*TASK INPUTS*.
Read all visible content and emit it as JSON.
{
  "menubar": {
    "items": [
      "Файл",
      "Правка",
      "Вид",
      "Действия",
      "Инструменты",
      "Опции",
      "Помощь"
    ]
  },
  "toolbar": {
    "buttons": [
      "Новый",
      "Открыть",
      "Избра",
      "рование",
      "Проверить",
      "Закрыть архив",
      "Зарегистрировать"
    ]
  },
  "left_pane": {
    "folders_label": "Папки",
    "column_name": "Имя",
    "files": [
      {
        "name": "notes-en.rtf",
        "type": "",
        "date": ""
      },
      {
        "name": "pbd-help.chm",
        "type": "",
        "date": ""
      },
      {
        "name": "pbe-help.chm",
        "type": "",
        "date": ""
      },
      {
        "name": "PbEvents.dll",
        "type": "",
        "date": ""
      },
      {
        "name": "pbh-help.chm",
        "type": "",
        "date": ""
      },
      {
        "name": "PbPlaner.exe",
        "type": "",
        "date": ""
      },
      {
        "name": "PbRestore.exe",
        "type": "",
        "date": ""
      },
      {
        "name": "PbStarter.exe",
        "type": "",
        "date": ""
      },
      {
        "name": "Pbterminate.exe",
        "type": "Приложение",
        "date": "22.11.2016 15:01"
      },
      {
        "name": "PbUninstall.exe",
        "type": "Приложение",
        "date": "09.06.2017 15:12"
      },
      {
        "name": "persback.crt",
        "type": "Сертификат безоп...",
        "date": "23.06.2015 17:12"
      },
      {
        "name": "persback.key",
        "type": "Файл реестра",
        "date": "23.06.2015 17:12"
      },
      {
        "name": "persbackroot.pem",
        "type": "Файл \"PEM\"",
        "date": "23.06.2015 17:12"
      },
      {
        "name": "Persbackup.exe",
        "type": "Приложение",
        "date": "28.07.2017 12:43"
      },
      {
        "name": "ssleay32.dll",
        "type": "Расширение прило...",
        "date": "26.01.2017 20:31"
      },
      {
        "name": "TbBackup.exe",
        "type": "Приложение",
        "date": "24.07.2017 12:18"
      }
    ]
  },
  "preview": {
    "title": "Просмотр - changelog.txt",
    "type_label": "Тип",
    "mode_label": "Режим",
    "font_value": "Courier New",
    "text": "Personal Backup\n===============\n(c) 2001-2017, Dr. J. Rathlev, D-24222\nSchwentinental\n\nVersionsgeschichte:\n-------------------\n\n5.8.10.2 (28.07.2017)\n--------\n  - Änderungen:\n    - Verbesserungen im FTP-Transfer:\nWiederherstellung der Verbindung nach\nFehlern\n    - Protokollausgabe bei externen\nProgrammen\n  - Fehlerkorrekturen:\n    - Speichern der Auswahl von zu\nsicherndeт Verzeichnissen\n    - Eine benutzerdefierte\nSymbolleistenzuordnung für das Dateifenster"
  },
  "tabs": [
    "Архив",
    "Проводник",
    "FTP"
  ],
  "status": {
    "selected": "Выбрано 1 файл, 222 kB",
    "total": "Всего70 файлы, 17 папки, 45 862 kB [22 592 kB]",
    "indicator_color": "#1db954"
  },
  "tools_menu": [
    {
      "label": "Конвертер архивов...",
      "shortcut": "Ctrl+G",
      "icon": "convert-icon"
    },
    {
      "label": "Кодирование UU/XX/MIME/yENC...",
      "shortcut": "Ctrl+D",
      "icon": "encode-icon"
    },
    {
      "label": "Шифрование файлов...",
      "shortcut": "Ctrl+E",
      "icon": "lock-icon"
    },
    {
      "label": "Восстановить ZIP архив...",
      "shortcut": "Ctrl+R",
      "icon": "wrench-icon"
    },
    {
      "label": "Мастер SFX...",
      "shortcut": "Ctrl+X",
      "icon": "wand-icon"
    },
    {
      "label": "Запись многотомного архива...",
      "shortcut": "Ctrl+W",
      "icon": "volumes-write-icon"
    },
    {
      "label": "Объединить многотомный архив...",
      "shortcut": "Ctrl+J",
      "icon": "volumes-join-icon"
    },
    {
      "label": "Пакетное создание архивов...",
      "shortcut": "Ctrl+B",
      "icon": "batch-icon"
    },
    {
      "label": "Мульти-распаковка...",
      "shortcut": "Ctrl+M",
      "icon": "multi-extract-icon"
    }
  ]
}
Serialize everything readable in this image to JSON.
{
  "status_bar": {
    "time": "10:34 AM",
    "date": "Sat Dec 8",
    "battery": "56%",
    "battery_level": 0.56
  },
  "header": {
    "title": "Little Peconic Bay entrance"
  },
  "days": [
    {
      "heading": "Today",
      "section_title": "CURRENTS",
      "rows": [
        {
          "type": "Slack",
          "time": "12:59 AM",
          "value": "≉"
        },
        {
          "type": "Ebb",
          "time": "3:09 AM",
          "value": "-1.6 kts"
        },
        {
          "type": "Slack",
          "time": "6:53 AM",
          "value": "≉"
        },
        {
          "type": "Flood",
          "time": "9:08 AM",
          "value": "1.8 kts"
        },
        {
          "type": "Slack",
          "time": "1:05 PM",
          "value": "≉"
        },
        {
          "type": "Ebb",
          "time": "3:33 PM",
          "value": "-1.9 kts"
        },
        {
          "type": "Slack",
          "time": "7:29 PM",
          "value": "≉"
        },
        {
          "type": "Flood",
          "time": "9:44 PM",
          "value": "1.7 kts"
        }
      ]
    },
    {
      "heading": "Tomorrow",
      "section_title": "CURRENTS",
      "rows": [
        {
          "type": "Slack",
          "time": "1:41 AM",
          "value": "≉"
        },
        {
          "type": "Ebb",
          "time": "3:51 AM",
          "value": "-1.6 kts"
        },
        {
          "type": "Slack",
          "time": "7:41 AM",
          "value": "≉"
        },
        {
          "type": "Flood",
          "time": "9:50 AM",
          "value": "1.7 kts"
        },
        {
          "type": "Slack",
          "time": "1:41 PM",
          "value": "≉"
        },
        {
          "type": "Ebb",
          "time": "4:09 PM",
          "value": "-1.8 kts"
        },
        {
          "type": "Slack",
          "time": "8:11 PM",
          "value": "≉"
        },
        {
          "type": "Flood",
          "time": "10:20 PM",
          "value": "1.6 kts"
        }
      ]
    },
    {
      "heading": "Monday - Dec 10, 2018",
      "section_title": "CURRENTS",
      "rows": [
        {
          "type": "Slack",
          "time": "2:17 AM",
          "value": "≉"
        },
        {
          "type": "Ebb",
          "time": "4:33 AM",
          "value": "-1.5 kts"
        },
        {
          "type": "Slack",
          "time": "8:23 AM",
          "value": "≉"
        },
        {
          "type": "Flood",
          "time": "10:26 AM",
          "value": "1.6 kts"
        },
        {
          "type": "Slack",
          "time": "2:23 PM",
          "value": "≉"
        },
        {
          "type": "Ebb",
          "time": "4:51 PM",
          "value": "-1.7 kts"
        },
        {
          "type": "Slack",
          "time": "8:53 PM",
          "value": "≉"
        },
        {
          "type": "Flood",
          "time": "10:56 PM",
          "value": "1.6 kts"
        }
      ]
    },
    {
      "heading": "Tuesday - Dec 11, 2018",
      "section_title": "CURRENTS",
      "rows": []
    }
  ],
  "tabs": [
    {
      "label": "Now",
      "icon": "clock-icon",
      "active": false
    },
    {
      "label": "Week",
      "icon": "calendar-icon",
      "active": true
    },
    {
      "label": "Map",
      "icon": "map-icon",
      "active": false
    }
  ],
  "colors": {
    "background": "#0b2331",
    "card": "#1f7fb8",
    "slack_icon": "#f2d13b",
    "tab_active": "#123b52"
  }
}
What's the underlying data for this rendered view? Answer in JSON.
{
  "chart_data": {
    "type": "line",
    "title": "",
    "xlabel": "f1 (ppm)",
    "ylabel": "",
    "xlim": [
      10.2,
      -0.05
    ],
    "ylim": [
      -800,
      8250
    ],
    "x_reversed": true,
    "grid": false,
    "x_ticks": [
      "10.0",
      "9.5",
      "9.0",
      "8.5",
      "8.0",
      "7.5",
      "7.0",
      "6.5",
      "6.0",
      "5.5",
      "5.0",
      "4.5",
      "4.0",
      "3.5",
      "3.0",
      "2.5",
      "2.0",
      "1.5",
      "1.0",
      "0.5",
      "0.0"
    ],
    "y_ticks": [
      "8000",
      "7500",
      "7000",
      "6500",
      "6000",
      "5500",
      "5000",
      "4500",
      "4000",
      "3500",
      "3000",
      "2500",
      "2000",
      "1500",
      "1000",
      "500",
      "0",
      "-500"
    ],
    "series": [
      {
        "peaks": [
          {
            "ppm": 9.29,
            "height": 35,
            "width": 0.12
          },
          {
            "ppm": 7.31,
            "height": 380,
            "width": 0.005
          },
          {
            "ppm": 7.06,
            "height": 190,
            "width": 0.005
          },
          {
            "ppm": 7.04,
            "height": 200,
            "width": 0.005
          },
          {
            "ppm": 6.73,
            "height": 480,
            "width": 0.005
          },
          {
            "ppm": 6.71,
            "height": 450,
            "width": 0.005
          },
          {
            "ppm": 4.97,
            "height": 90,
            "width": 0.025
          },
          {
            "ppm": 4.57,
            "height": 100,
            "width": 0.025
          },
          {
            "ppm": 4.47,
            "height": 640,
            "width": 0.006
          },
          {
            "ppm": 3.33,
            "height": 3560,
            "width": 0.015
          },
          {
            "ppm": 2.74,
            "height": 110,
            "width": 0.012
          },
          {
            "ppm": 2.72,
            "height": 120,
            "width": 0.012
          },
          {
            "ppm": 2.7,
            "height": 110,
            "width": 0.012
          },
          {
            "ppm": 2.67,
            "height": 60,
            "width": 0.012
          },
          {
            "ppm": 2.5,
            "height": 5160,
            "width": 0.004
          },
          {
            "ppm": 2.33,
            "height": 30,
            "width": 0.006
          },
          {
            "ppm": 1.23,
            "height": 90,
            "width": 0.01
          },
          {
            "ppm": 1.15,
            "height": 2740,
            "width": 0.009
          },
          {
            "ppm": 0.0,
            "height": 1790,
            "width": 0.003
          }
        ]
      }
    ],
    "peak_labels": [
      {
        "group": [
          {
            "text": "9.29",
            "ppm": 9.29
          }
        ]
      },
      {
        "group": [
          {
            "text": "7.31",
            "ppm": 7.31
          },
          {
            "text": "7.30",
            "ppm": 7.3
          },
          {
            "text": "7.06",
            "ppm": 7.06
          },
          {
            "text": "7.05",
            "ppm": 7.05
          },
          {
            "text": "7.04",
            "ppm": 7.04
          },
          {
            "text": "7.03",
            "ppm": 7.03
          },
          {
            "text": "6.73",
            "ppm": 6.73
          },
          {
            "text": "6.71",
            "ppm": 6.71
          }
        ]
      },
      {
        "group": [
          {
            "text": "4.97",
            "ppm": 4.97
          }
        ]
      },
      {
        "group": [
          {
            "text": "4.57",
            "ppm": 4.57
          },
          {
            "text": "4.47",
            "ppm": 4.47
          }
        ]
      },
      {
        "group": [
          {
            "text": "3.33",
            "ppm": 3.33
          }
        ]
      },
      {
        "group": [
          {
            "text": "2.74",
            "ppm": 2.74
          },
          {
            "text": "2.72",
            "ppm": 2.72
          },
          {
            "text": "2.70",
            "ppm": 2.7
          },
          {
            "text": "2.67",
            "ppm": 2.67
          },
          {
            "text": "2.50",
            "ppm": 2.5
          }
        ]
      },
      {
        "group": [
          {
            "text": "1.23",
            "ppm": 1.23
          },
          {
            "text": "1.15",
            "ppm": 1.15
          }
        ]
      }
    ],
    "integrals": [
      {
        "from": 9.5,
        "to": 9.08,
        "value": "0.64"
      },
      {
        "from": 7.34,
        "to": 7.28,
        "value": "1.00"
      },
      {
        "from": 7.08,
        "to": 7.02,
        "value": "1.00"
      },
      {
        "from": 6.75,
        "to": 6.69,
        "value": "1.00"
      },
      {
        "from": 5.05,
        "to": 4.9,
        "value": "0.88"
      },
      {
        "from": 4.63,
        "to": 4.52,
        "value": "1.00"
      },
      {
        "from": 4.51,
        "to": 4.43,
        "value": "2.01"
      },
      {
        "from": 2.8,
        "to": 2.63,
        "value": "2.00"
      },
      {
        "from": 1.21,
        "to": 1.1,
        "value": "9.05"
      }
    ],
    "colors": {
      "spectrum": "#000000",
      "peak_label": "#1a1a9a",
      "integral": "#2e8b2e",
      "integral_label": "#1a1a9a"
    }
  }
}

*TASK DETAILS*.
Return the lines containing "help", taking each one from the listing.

*ANSWER TO THE PROBLEM*.
        "name": "pbd-help.chm",
        "name": "pbe-help.chm",
        "name": "pbh-help.chm",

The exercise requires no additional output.